_Work item_
Bring together all lines from the listing below that contain the string "Licencias".

========================================

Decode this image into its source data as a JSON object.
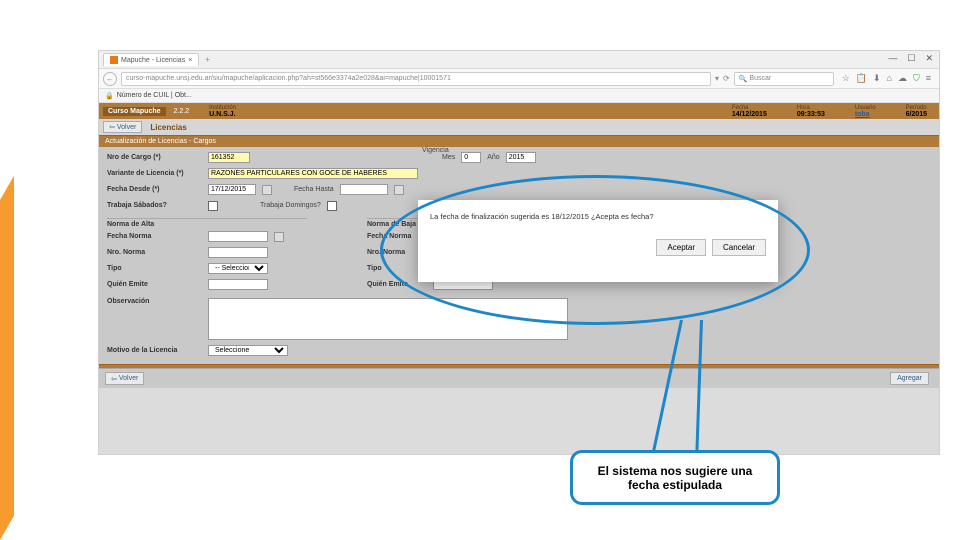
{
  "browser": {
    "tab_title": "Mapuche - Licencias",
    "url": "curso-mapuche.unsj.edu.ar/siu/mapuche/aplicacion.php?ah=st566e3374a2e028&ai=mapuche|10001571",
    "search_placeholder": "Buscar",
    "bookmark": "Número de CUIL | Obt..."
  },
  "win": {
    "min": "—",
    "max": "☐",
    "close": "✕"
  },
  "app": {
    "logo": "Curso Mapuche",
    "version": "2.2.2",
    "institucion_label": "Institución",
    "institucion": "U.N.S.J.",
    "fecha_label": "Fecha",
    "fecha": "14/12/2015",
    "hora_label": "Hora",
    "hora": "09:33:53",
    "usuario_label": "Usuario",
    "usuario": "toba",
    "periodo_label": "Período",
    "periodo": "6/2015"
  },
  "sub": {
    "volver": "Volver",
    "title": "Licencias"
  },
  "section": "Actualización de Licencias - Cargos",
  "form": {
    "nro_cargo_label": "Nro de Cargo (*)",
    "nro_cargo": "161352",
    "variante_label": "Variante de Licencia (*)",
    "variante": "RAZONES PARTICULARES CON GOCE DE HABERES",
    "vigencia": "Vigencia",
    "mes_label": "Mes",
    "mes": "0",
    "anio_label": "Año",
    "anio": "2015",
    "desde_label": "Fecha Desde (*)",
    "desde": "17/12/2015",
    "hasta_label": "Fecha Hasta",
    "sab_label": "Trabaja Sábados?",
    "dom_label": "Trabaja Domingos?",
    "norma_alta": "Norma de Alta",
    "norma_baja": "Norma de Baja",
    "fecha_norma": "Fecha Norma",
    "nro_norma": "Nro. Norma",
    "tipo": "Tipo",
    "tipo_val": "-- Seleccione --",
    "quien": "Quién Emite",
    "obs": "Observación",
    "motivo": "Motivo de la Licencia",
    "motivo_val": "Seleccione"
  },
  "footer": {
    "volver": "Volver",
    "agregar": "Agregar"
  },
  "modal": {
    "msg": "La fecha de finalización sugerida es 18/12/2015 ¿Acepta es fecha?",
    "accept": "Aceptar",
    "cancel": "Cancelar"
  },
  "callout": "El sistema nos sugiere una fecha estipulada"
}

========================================

_Your response_
    "tab_title": "Mapuche - Licencias",
    "title": "Licencias"
  "section": "Actualización de Licencias - Cargos",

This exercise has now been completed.